[Extracted information]
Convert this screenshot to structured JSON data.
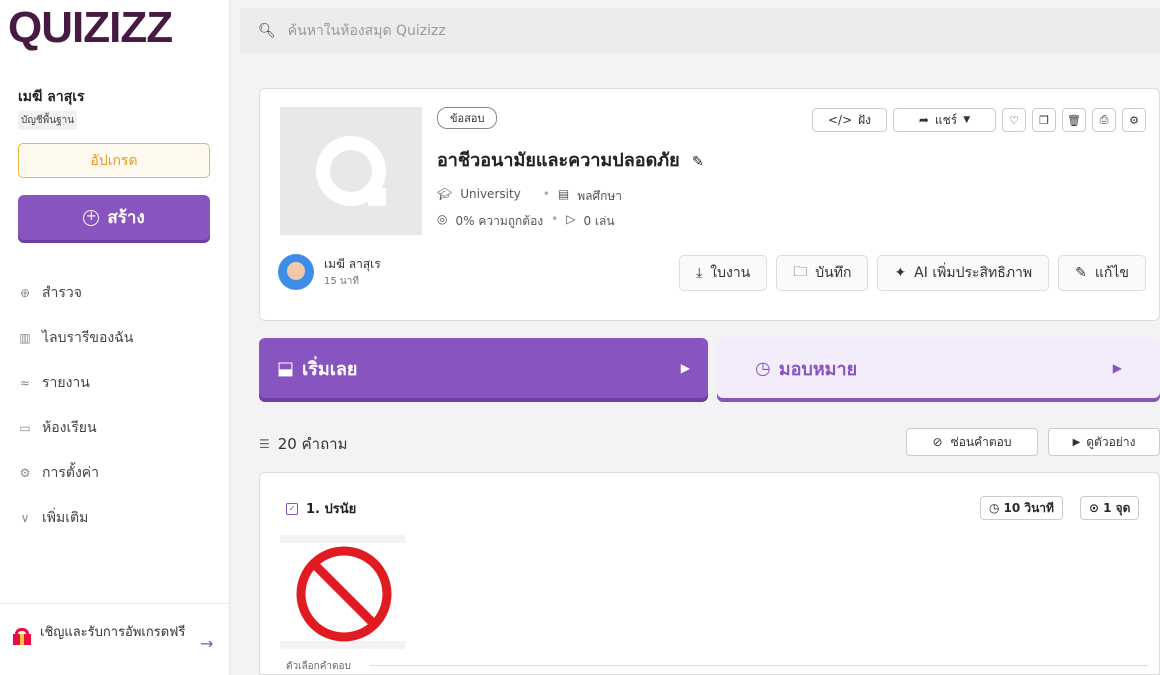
{
  "brand": {
    "logo_text": "QUIZIZZ",
    "logo_color": "#461a42",
    "accent": "#8854c0"
  },
  "sidebar": {
    "user_name": "เมฆี ลาสุเร",
    "plan": "บัญชีพื้นฐาน",
    "upgrade_label": "อัปเกรด",
    "create_label": "สร้าง",
    "items": [
      {
        "label": "สำรวจ",
        "icon": "explore-icon"
      },
      {
        "label": "ไลบรารีของฉัน",
        "icon": "library-icon"
      },
      {
        "label": "รายงาน",
        "icon": "reports-icon"
      },
      {
        "label": "ห้องเรียน",
        "icon": "classes-icon"
      },
      {
        "label": "การตั้งค่า",
        "icon": "settings-icon"
      },
      {
        "label": "เพิ่มเติม",
        "icon": "chevron-down-icon"
      }
    ],
    "invite_text": "เชิญและรับการอัพเกรดฟรี"
  },
  "search": {
    "placeholder": "ค้นหาในห้องสมุด Quizizz"
  },
  "quiz": {
    "type_tag": "ข้อสอบ",
    "title": "อาชีวอนามัยและความปลอดภัย",
    "level": "University",
    "subject": "พลศึกษา",
    "accuracy": "0% ความถูกต้อง",
    "plays": "0 เล่น",
    "author_name": "เมฆี ลาสุเร",
    "author_time": "15 นาที",
    "top_actions": {
      "embed": "ฝัง",
      "share": "แชร์"
    },
    "bottom_actions": {
      "worksheet": "ใบงาน",
      "save": "บันทึก",
      "ai_enhance": "AI เพิ่มประสิทธิภาพ",
      "edit": "แก้ไข"
    }
  },
  "main": {
    "start_label": "เริ่มเลย",
    "assign_label": "มอบหมาย",
    "question_count": "20 คำถาม",
    "hide_answers": "ซ่อนคำตอบ",
    "preview": "ดูตัวอย่าง"
  },
  "question": {
    "type_label": "1. ปรนัย",
    "time": "10 วินาที",
    "points": "1 จุด",
    "answers_label": "ตัวเลือกคำตอบ"
  }
}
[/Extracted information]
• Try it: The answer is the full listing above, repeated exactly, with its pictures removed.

• Response area:
Convert this screenshot to structured JSON data.
{
  "brand": {
    "logo_text": "QUIZIZZ",
    "logo_color": "#461a42",
    "accent": "#8854c0"
  },
  "sidebar": {
    "user_name": "เมฆี ลาสุเร",
    "plan": "บัญชีพื้นฐาน",
    "upgrade_label": "อัปเกรด",
    "create_label": "สร้าง",
    "items": [
      {
        "label": "สำรวจ",
        "icon": "explore-icon"
      },
      {
        "label": "ไลบรารีของฉัน",
        "icon": "library-icon"
      },
      {
        "label": "รายงาน",
        "icon": "reports-icon"
      },
      {
        "label": "ห้องเรียน",
        "icon": "classes-icon"
      },
      {
        "label": "การตั้งค่า",
        "icon": "settings-icon"
      },
      {
        "label": "เพิ่มเติม",
        "icon": "chevron-down-icon"
      }
    ],
    "invite_text": "เชิญและรับการอัพเกรดฟรี"
  },
  "search": {
    "placeholder": "ค้นหาในห้องสมุด Quizizz"
  },
  "quiz": {
    "type_tag": "ข้อสอบ",
    "title": "อาชีวอนามัยและความปลอดภัย",
    "level": "University",
    "subject": "พลศึกษา",
    "accuracy": "0% ความถูกต้อง",
    "plays": "0 เล่น",
    "author_name": "เมฆี ลาสุเร",
    "author_time": "15 นาที",
    "top_actions": {
      "embed": "ฝัง",
      "share": "แชร์"
    },
    "bottom_actions": {
      "worksheet": "ใบงาน",
      "save": "บันทึก",
      "ai_enhance": "AI เพิ่มประสิทธิภาพ",
      "edit": "แก้ไข"
    }
  },
  "main": {
    "start_label": "เริ่มเลย",
    "assign_label": "มอบหมาย",
    "question_count": "20 คำถาม",
    "hide_answers": "ซ่อนคำตอบ",
    "preview": "ดูตัวอย่าง"
  },
  "question": {
    "type_label": "1. ปรนัย",
    "time": "10 วินาที",
    "points": "1 จุด",
    "answers_label": "ตัวเลือกคำตอบ"
  }
}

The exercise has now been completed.